As part of the Generation Indigenous Initiative, the Center for Native American Youth works to provide a platform to uplift and empower Native youth voices. We continue our celebration of Native American Heritage Month, with the Gen-I Spotlight series to share about the amazing youth from the Gen-I Network. Youth were asked to answer a few questions about why the think Native American Heritage Month is important and how they celebrate, as well as how they first got involved with CNAY. This week read and learn more about Roger Beyal Jr.
Name/Tribe: Roger Beyal Jr, Diné
About: Ya’at’ééh My name is Roger Beyal Jr and my clans are Tódich’ii’nii born for Kinłichii’nii, my maternal grandparents are Naaneesht’ezhi tachii’nii and my paternal grandparents are Ma’ii deeshgiizhinii. I’m currently in my third year at Northern Arizona University and my major is Criminal Justice with a minor in political science. I enjoy creating positive change and inspiring the youth within my community to learn their language and culture because it is how we identify as native people. My interests include learning my culture and teachings, also I enjoy attending pow wows and gourd dances with my family. My hobbies are running, drawing, painting, and beading.
Q: What does being involved with Generation Indigenous mean to you?
A: Being involved with Generation Indigenous means having my voice heard and the opportunity to inspire other native youth to become leaders in their communities and begin to create positive change.
Q: Why is it important to celebrate Native American heritage Month?

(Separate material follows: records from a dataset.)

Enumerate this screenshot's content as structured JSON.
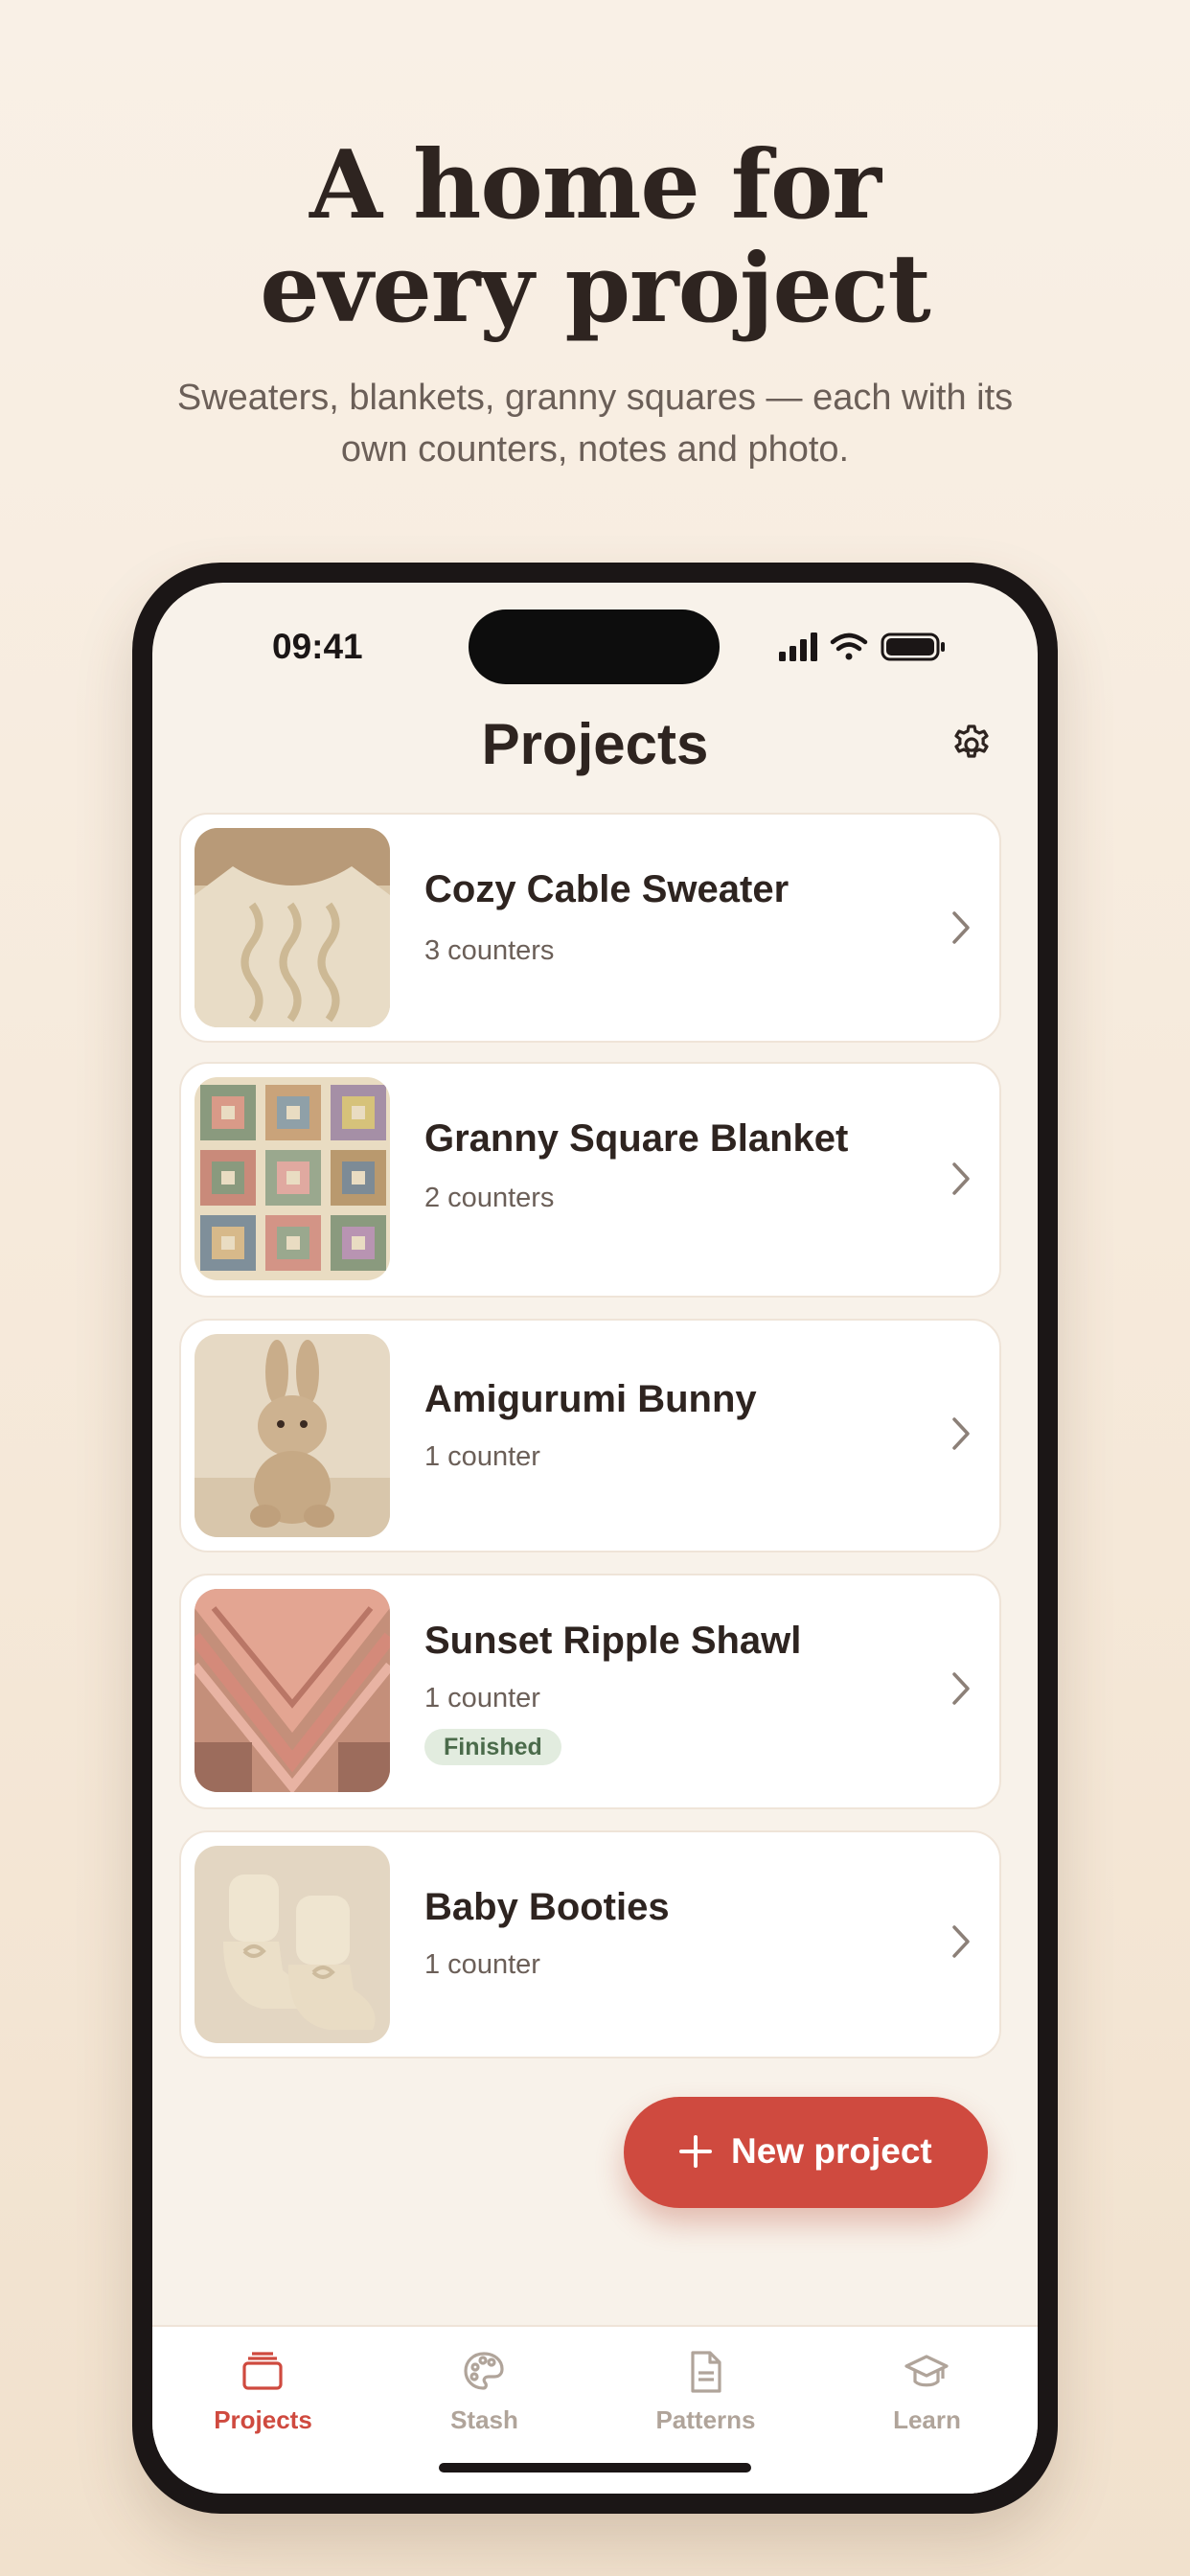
{
  "marketing": {
    "headline_line1": "A home for",
    "headline_line2": "every project",
    "subhead_line1": "Sweaters, blankets, granny squares — each with its",
    "subhead_line2": "own counters, notes and photo."
  },
  "status_bar": {
    "time": "09:41",
    "icons": [
      "cellular-signal-icon",
      "wifi-icon",
      "battery-icon"
    ]
  },
  "header": {
    "title": "Projects",
    "settings_icon": "gear-icon"
  },
  "projects": [
    {
      "name": "Cozy Cable Sweater",
      "counters": "3 counters",
      "badge": "",
      "thumb_icon": "sweater-photo"
    },
    {
      "name": "Granny Square Blanket",
      "counters": "2 counters",
      "badge": "",
      "thumb_icon": "blanket-photo"
    },
    {
      "name": "Amigurumi Bunny",
      "counters": "1 counter",
      "badge": "",
      "thumb_icon": "bunny-photo"
    },
    {
      "name": "Sunset Ripple Shawl",
      "counters": "1 counter",
      "badge": "Finished",
      "thumb_icon": "shawl-photo"
    },
    {
      "name": "Baby Booties",
      "counters": "1 counter",
      "badge": "",
      "thumb_icon": "booties-photo"
    }
  ],
  "fab": {
    "label": "New project",
    "icon": "plus-icon"
  },
  "tab_bar": {
    "active_color": "#cf4a3f",
    "inactive_color": "#b0a49a",
    "items": [
      {
        "label": "Projects",
        "icon": "projects-icon",
        "active": true
      },
      {
        "label": "Stash",
        "icon": "palette-icon",
        "active": false
      },
      {
        "label": "Patterns",
        "icon": "document-icon",
        "active": false
      },
      {
        "label": "Learn",
        "icon": "graduation-cap-icon",
        "active": false
      }
    ]
  },
  "colors": {
    "accent": "#cf4a3f",
    "text": "#2e2420",
    "finished_badge_bg": "#e2ecdf"
  }
}
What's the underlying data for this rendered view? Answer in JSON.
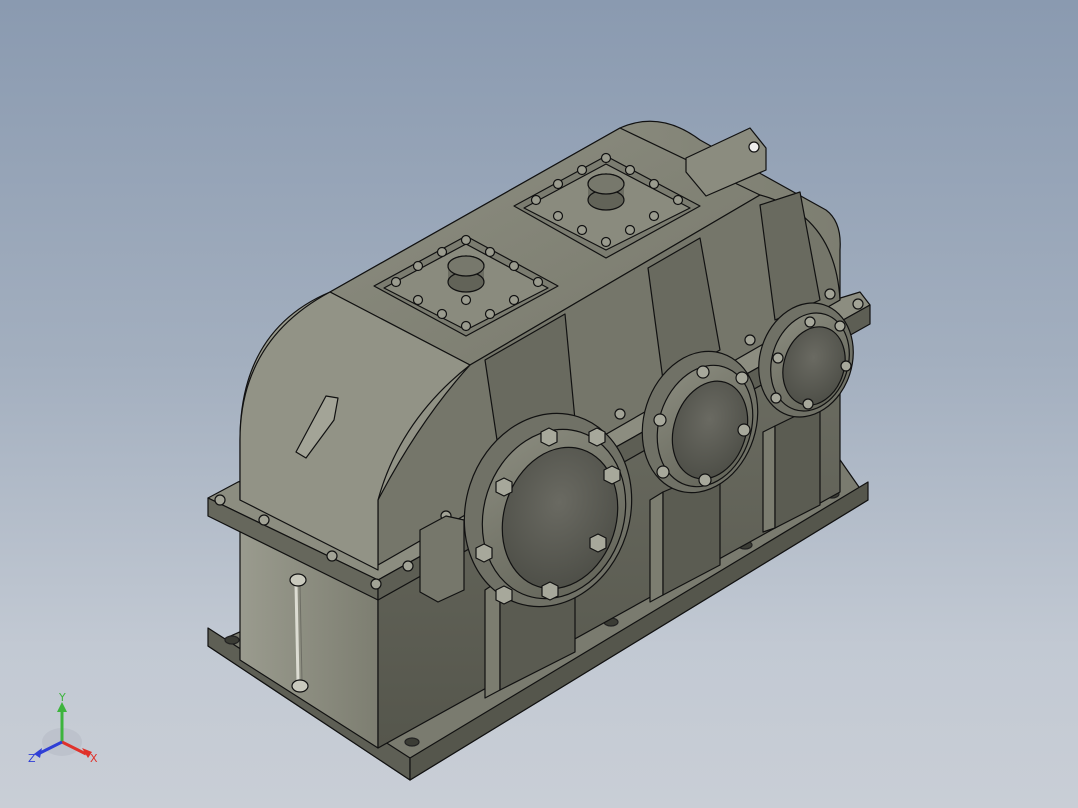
{
  "viewport": {
    "background_top": "#8a9ab0",
    "background_bottom": "#c9ced6",
    "model_color": "#6f6f63",
    "model_edge_color": "#000000"
  },
  "model": {
    "description_visible": false,
    "flanges": 3,
    "inspection_covers": 2,
    "icon": "helical-gearbox-3d-model"
  },
  "triad": {
    "x_label": "X",
    "y_label": "Y",
    "z_label": "Z",
    "x_color": "#e0312a",
    "y_color": "#3db43d",
    "z_color": "#2f3fd6"
  }
}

A: It is important to celebrate Native American Heritage Month because invisibility is a big issue in our current society and Native American Heritage Months gives us as native people a way to break through that invisibility and show the vast diversity of all 500+ tribes. To show that we are still here and change the narrative that is centered around indigenous peoples.
Q: How do you celebrate Native American Heritage Month?
A: I celebrate Native American Heritage Month by sharing my culture with others who are interested in learning, attending pow wows and gourd dances with my family, and showing my pride in being a member of the Diné Nation
Roger’s advice to Native youth:
Have a great amount of persistence and dedication to create positive change because working hard will pay off and taking advantage of every opportunity that is presented to you. Also, break out of your comfort zone and try something new because that will enable you to make new connections with others and before you know it, you will have lifelong friends across different tribal nations. Things may not be easy in the beginning, but it will be worth it in the end and if I can do it, so can you.